How to Create Video Projections for Your Halloween Haunt
STEP ONE First, come up with a creepy idea and video tape it. Keep it simple. If you are going to project this on a tall window, turn your video camera sideways and then project it sideways so the image fills the window.
Second, you’ll need a projector. You’ll need one that has a fairly bright light – at least 1500 lumens are recommended (2000 if you don’t mind going up in price for the projector; that’s up to you and what you see for the future of your haunt).
“But video projectors are expensive,” you say. Don’t give up yet! If you live near a larger town or city, there are audio visual rental houses that will happily rent you a projector for a day or two. Or go on the hunt for an inexpensive projector. Today, you can easily order quality projectors for a relatively low price.
STEP TWO Next, you’ll need a translucent “screen” to project the image onto. A sheet is fine, but the light from the projector will defract with this method”, and soo experiment to see if the light is strong enough to penetrate all the way through and be seen from the other side.
Other ideas I’ve seen for this purpose are those cheap disposable table cloths or vinyl shower curtains.
EXAMPLES USING DIFFERENT METHODS Here’s a video of the author reciting poetry in black and white, in duplicate. This was on white butcher paper, and it did not cover all of the window. It showed well since the image was bright, but for a darker image, this didn’t work well at all:
Below: I hung a cheap, white, vinyl table covering over the window (I just realized that I had knocked one of the support rods loose…don’t tell my wife – now THAT would be scary).
Below: Replacing the paper with the plastic vinyl, I did a spooky face by simply putting a cape over my head and lighting just my face with a flashlight. This one really creeped my wife out when she saw it, and she’s a teacher so it takes a lot to scare the daylights out of her!

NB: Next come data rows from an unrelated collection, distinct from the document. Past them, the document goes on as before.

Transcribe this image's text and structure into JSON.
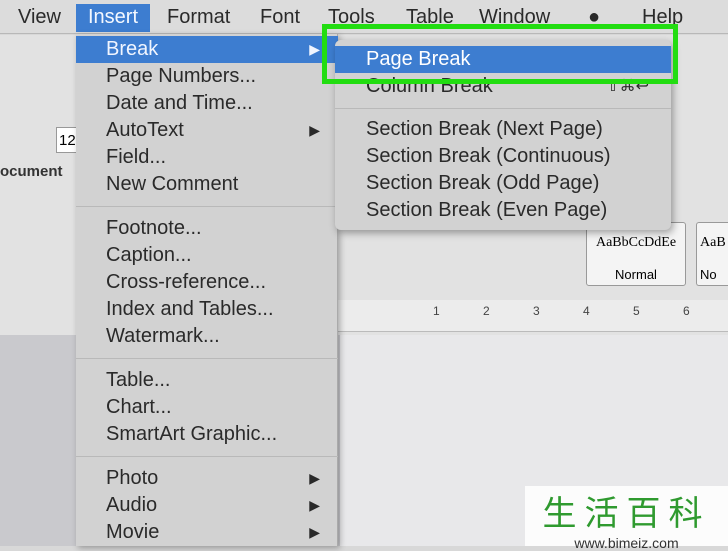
{
  "menubar": [
    "View",
    "Insert",
    "Format",
    "Font",
    "Tools",
    "Table",
    "Window",
    "Help"
  ],
  "toolbar": {
    "font_size": "12",
    "sidebar_label": "ocument",
    "styles": [
      "AaBbCcDdEe",
      "AaB"
    ],
    "style_names": [
      "Normal",
      "No"
    ],
    "ruler": [
      "1",
      "2",
      "3",
      "4",
      "5",
      "6"
    ]
  },
  "insert_menu": {
    "groups": [
      [
        {
          "label": "Break",
          "submenu": true,
          "highlighted": true
        },
        {
          "label": "Page Numbers..."
        },
        {
          "label": "Date and Time..."
        },
        {
          "label": "AutoText",
          "submenu": true
        },
        {
          "label": "Field..."
        },
        {
          "label": "New Comment"
        }
      ],
      [
        {
          "label": "Footnote..."
        },
        {
          "label": "Caption..."
        },
        {
          "label": "Cross-reference..."
        },
        {
          "label": "Index and Tables..."
        },
        {
          "label": "Watermark..."
        }
      ],
      [
        {
          "label": "Table..."
        },
        {
          "label": "Chart..."
        },
        {
          "label": "SmartArt Graphic..."
        }
      ],
      [
        {
          "label": "Photo",
          "submenu": true
        },
        {
          "label": "Audio",
          "submenu": true
        },
        {
          "label": "Movie",
          "submenu": true
        }
      ]
    ]
  },
  "break_submenu": [
    {
      "label": "Page Break",
      "highlighted": true
    },
    {
      "label": "Column Break",
      "shortcut": "⇧⌘↩"
    },
    {
      "label": "Section Break (Next Page)"
    },
    {
      "label": "Section Break (Continuous)"
    },
    {
      "label": "Section Break (Odd Page)"
    },
    {
      "label": "Section Break (Even Page)"
    }
  ],
  "watermark": {
    "title": "生活百科",
    "url": "www.bimeiz.com"
  },
  "colors": {
    "highlight": "#3d7dd0",
    "annotation": "#22dd11"
  }
}
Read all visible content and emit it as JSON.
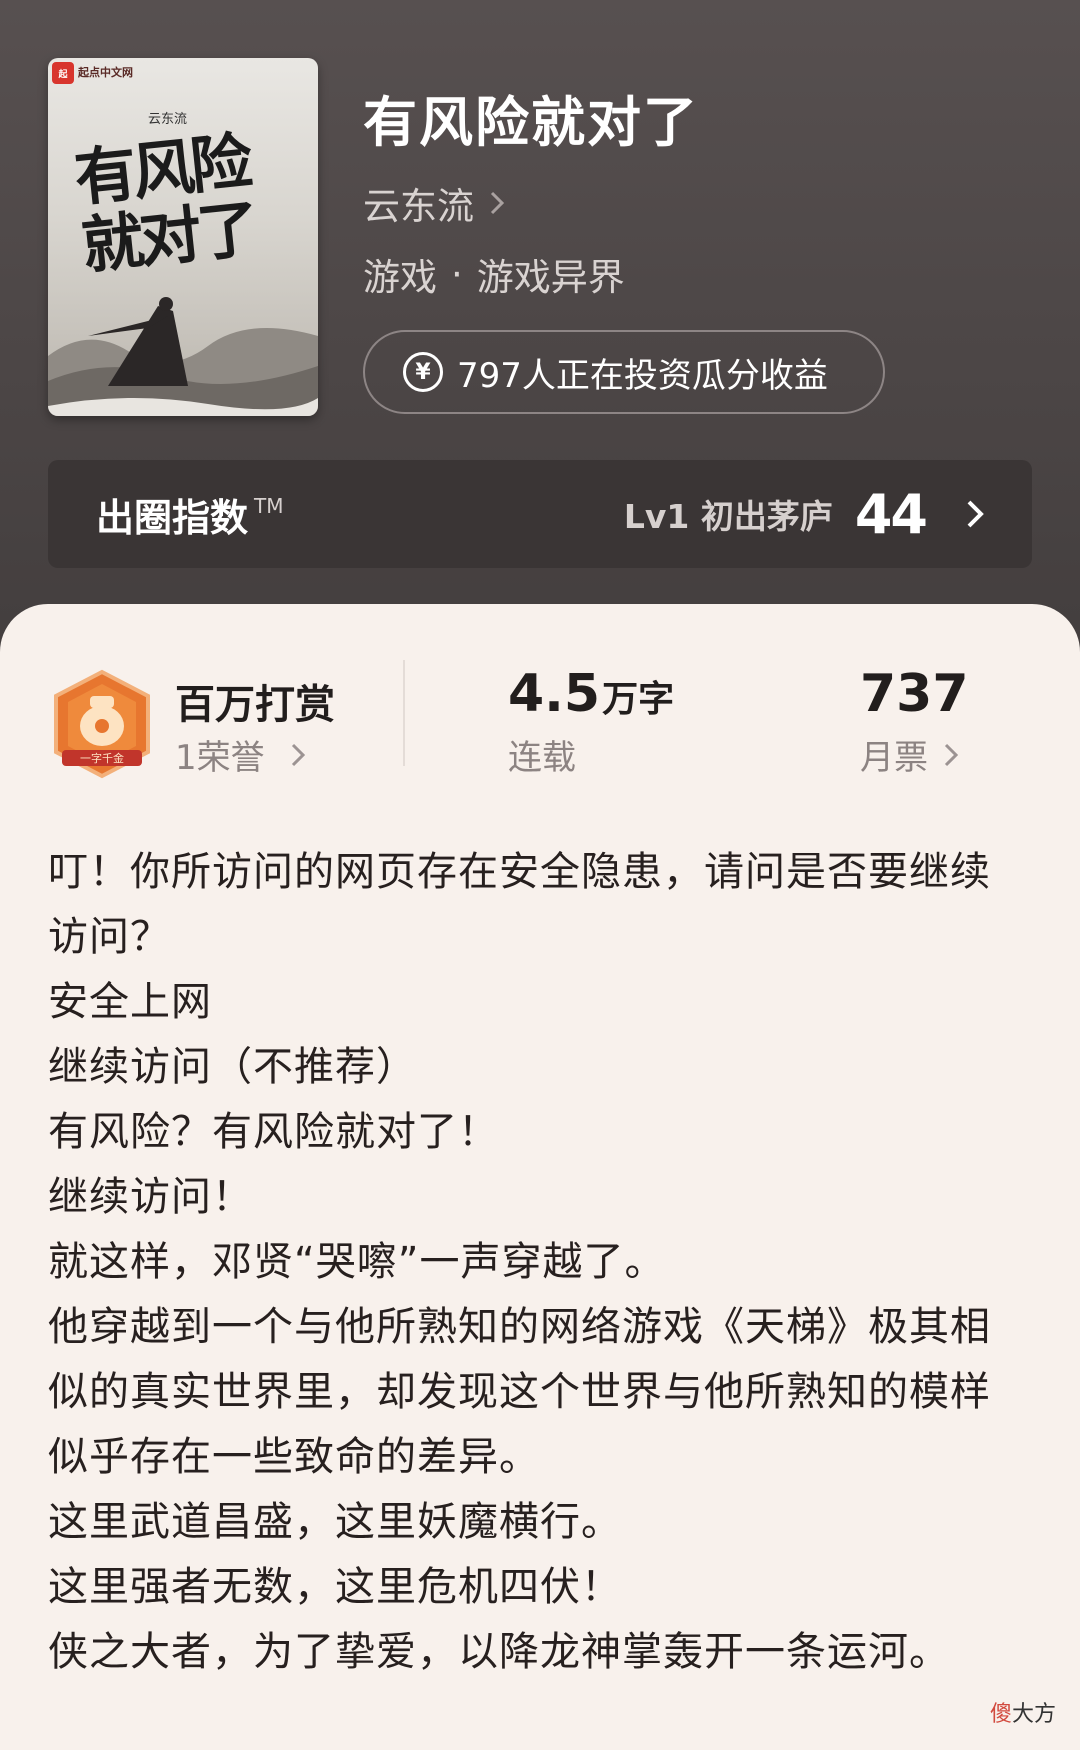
{
  "book": {
    "title": "有风险就对了",
    "author": "云东流",
    "genre_main": "游戏",
    "genre_separator": "·",
    "genre_sub": "游戏异界",
    "invest_text": "797人正在投资瓜分收益",
    "invest_icon": "yen-icon"
  },
  "cover": {
    "publisher": "起点中文网",
    "author": "云东流",
    "title": "有风险就对了"
  },
  "index_bar": {
    "label": "出圈指数",
    "trademark": "TM",
    "level": "Lv1 初出茅庐",
    "score": "44"
  },
  "stats": {
    "award_name": "百万打赏",
    "award_sub": "1荣誉",
    "badge_text": "一字千金",
    "words_value": "4.5",
    "words_unit": "万字",
    "words_sub": "连载",
    "tickets_value": "737",
    "tickets_sub": "月票"
  },
  "synopsis": [
    "叮！你所访问的网页存在安全隐患，请问是否要继续访问？",
    "安全上网",
    "继续访问（不推荐）",
    "有风险？有风险就对了！",
    "继续访问！",
    "就这样，邓贤“哭嚓”一声穿越了。",
    "他穿越到一个与他所熟知的网络游戏《天梯》极其相似的真实世界里，却发现这个世界与他所熟知的模样似乎存在一些致命的差异。",
    "这里武道昌盛，这里妖魔横行。",
    "这里强者无数，这里危机四伏！",
    "侠之大者，为了挚爱，以降龙神掌轰开一条运河。"
  ],
  "watermark": {
    "first_char": "傻",
    "rest": "大方"
  },
  "colors": {
    "header_bg": "#4c4646",
    "sheet_bg": "#f8f1ec",
    "badge_orange": "#e7762f"
  }
}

Other materials you can get just for this purpose include special filters and papers for putting over windows and lights to diffuse light. The gel that will make your window into a translucent screen is what is called “heavy frost,“ and comes in rolls or large sheets. Even if your projector doesn’t have a bright light in it, this gel will let enough light through to see the image well.
STEP THREE Finally, sound. Make sure the windows are open so that you can crank up the stereo and let them have the scary stuff up close and personal! Sound is the depth of vision and adds a lot of realism and suspense.
Sounds easy, right? Well, here’s the problem (there’s always a problem). To keep the image going for as long as the little devils are coming to the door, about two or three hours, you’re going to have to make as long a video as you can.
Some of you might act creepy all the time so no big deal, but for most of you, you could get pretty tired acting creepy for longer than a few minutes. Set your video player to”loop” or “repeat” and you’ll have that extra effort off your hands so you can scare your little visitors personally.
Another cool method (it’s an idea from the Hollywood oldschool film days) is to project the image of someone’s head on a mannequin’s head (like you would store a wig on), or an inflated balloon. If you’re using video, the head appears to be talking.
I made a simple little video wearing all black and a black background, and I recited some poetry. I then went into Sony’s Vegas Movie Studio and reversed the image and the sound. (That’s an advanced technique; you can start smaller than this if you’d like.)
As you can see below, I cut a small hole in a cardboard box and stuck a balloon in it so it wouldn’t move around too much (a little bit is good – spooky) and then projected the image on it. What’s cool about this is that the image not only projected on the surface, a little bit went through to the other side, only real blurry.
Don’t stop here. Come up with ideas that follow the basic principles of “scare” and make your own video version of Window Horror!
Get your Halloween on. All year long.